Friday, August 7, 2009

PS 88-138: Predictions and early observations on the impact of Laurel Wilt Disease on the flora of North America

Joel M. Gramling, The Citadel


Laurel Wilt Disease is a plant disease that affects species in the Lauraceae.  Laurel Wilt Disease occurs when the fungal pathogen Raffaelea lauricola is introduced to Lauraceous species in the southeastern United States via an Asian ambrosia beetle, Xyleborus glabratus.  The effects of this disease were first observed on Hilton Head, SC in 2004 and are thought to be the result of the introduction of the non-native X. glabratus at Port Wentworth near Savannah, GA.  As of February 2009, Laurel Wilt Disease has been observed in 11 counties in southeastern South Carolina, 22 counties in coastal Georgia and 18 counties in northern and eastern Florida.  To assess the potential impact of Laurel Wilt Disease a list of all plant species in the Lauraceae that occur in North America (north of Mexico) was compiled that included the conservation status of each species, associated plant communities and whether each species has been observed to exhibit mortality related to the disease in the lab or in the field.  Monitoring plots were established across coastal South Carolina to quantify the effects of the disease on actual plant populations.  These plots were used to assess trends in morality and resprout activity associated with the disease.

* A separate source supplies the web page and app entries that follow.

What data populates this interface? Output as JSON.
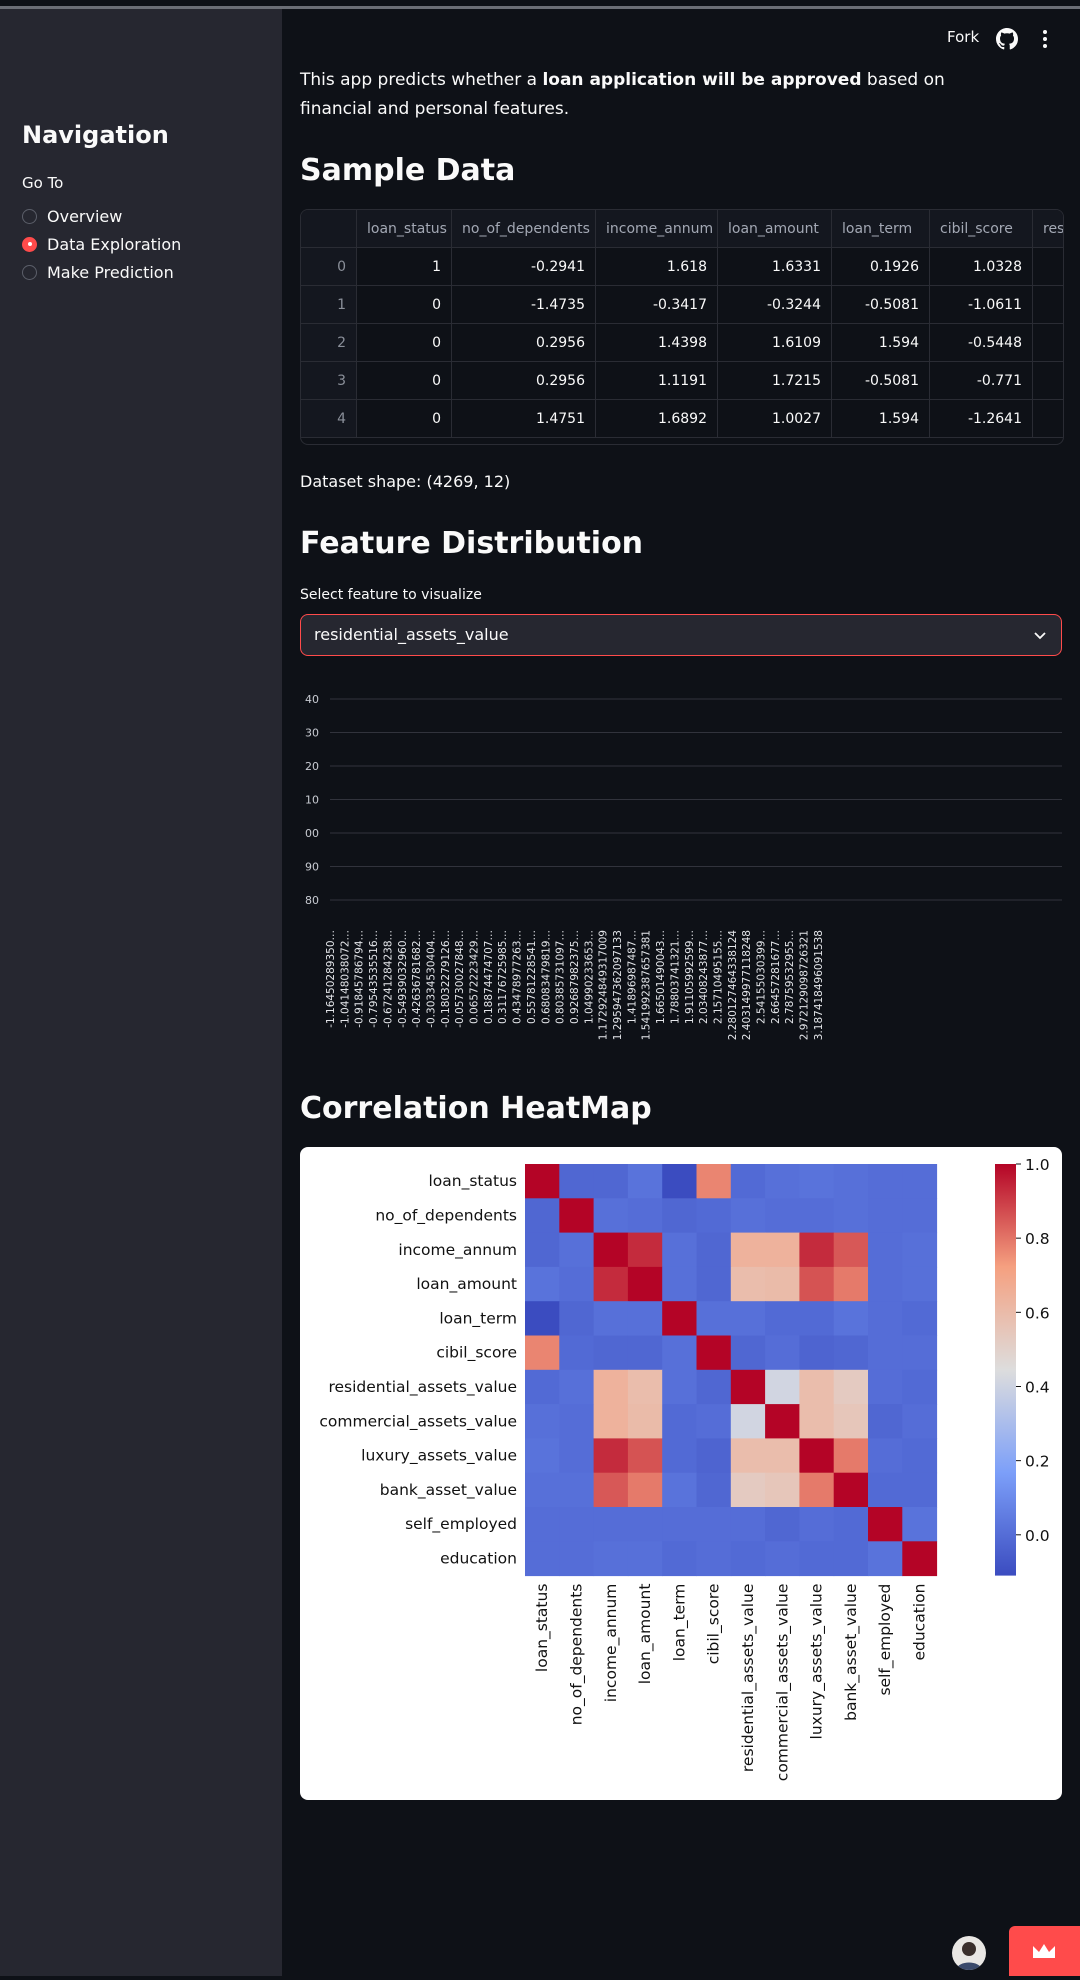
{
  "header": {
    "fork_label": "Fork",
    "github_icon": "github-icon",
    "menu_icon": "kebab-menu-icon"
  },
  "sidebar": {
    "title": "Navigation",
    "radio_label": "Go To",
    "options": [
      {
        "label": "Overview",
        "selected": false
      },
      {
        "label": "Data Exploration",
        "selected": true
      },
      {
        "label": "Make Prediction",
        "selected": false
      }
    ]
  },
  "main": {
    "intro": {
      "before": "This app predicts whether a ",
      "bold": "loan application will be approved",
      "after": " based on financial and personal features."
    },
    "sample_title": "Sample Data",
    "table": {
      "columns": [
        "",
        "loan_status",
        "no_of_dependents",
        "income_annum",
        "loan_amount",
        "loan_term",
        "cibil_score",
        "residen"
      ],
      "rows": [
        [
          "0",
          "1",
          "-0.2941",
          "1.618",
          "1.6331",
          "0.1926",
          "1.0328",
          ""
        ],
        [
          "1",
          "0",
          "-1.4735",
          "-0.3417",
          "-0.3244",
          "-0.5081",
          "-1.0611",
          ""
        ],
        [
          "2",
          "0",
          "0.2956",
          "1.4398",
          "1.6109",
          "1.594",
          "-0.5448",
          ""
        ],
        [
          "3",
          "0",
          "0.2956",
          "1.1191",
          "1.7215",
          "-0.5081",
          "-0.771",
          ""
        ],
        [
          "4",
          "0",
          "1.4751",
          "1.6892",
          "1.0027",
          "1.594",
          "-1.2641",
          ""
        ]
      ]
    },
    "shape_text": "Dataset shape: (4269, 12)",
    "dist_title": "Feature Distribution",
    "select_label": "Select feature to visualize",
    "select_value": "residential_assets_value",
    "heat_title": "Correlation HeatMap"
  },
  "chart_data": [
    {
      "type": "bar",
      "yticks": [
        "40",
        "30",
        "20",
        "10",
        "00",
        "90",
        "80"
      ],
      "categories": [
        "-1.16450289350…",
        "-1.04148038072…",
        "-0.91845786794…",
        "-0.79543535516…",
        "-0.67241284238…",
        "-0.54939032960…",
        "-0.42636781682…",
        "-0.30334530404…",
        "-0.18032279126…",
        "-0.05730027848…",
        "0.06572223429…",
        "0.18874474707…",
        "0.31176725985…",
        "0.43478977263…",
        "0.55781228541…",
        "0.68083479819…",
        "0.80385731097…",
        "0.92687982375…",
        "1.04990233653…",
        "1.1729248493170​09",
        "1.29594736209713​3",
        "1.41896987487…",
        "1.54199238765738​1",
        "1.66501490043…",
        "1.78803741321…",
        "1.91105992599…",
        "2.03408243877…",
        "2.15710495155…",
        "2.280127464338124",
        "2.40314997711824​8",
        "2.54155030399…",
        "2.66457281677…",
        "2.78759532955…",
        "2.97212909872632​1",
        "3.18741849609153​8"
      ],
      "values": []
    },
    {
      "type": "heatmap",
      "labels": [
        "loan_status",
        "no_of_dependents",
        "income_annum",
        "loan_amount",
        "loan_term",
        "cibil_score",
        "residential_assets_value",
        "commercial_assets_value",
        "luxury_assets_value",
        "bank_asset_value",
        "self_employed",
        "education"
      ],
      "matrix": [
        [
          1.0,
          -0.02,
          -0.02,
          0.02,
          -0.11,
          0.77,
          -0.01,
          0.01,
          0.02,
          0.01,
          0.0,
          0.0
        ],
        [
          -0.02,
          1.0,
          0.01,
          -0.0,
          -0.02,
          -0.01,
          0.01,
          -0.0,
          0.0,
          0.01,
          0.0,
          0.0
        ],
        [
          -0.02,
          0.01,
          1.0,
          0.93,
          0.01,
          -0.02,
          0.64,
          0.64,
          0.93,
          0.85,
          0.0,
          0.01
        ],
        [
          0.02,
          -0.0,
          0.93,
          1.0,
          0.01,
          -0.02,
          0.59,
          0.6,
          0.86,
          0.79,
          0.0,
          0.01
        ],
        [
          -0.11,
          -0.02,
          0.01,
          0.01,
          1.0,
          0.01,
          0.01,
          -0.01,
          -0.01,
          0.02,
          0.0,
          -0.01
        ],
        [
          0.77,
          -0.01,
          -0.02,
          -0.02,
          0.01,
          1.0,
          -0.02,
          -0.0,
          -0.03,
          -0.02,
          -0.0,
          0.0
        ],
        [
          -0.01,
          0.01,
          0.64,
          0.59,
          0.01,
          -0.02,
          1.0,
          0.41,
          0.59,
          0.53,
          0.0,
          -0.01
        ],
        [
          0.01,
          -0.0,
          0.64,
          0.6,
          -0.01,
          -0.0,
          0.41,
          1.0,
          0.59,
          0.55,
          -0.02,
          0.0
        ],
        [
          0.02,
          0.0,
          0.93,
          0.86,
          -0.01,
          -0.03,
          0.59,
          0.59,
          1.0,
          0.79,
          0.0,
          -0.01
        ],
        [
          0.01,
          0.01,
          0.85,
          0.79,
          0.02,
          -0.02,
          0.53,
          0.55,
          0.79,
          1.0,
          -0.01,
          -0.01
        ],
        [
          0.0,
          0.0,
          0.0,
          0.0,
          0.0,
          -0.0,
          0.0,
          -0.02,
          0.0,
          -0.01,
          1.0,
          0.02
        ],
        [
          0.0,
          0.0,
          0.01,
          0.01,
          -0.01,
          0.0,
          -0.01,
          0.0,
          -0.01,
          -0.01,
          0.02,
          1.0
        ]
      ],
      "colorbar_ticks": [
        "1.0",
        "0.8",
        "0.6",
        "0.4",
        "0.2",
        "0.0"
      ],
      "vmin": -0.11,
      "vmax": 1.0,
      "colormap": "coolwarm"
    }
  ]
}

Twelve native and three introduced species in the Lauraceae are thought to be at risk of being impacted by Laurel Wilt Disease.  At least four of these native species are already viewed as vulnerable to extirpation or extinction.  Over 55 native plant communities recorded in the International Vegetation Classification system found in the United States and Canada may be impacted by Laurel Wilt Disease.  Initial observations from the monitoring plots have demonstrated that mortality associated with Laurel Wilt Disease is greatest in large-stemmed individuals (DBH > 10cm) initially.  Similarly, over time stems < 2.5 cm in diameter were significantly less likely to exhibit the disease.  A die-back of the primary stem due to Laurel Wilt Disease was found to correlate with a doubling in the average number of resprouts growing from the base of the stem.  Overall initial observations suggest that Laurel Wilt Disease preferentially affects large stems, exhibits a high mortality rate, and spreads through the stem rapidly, but may not invade the root system.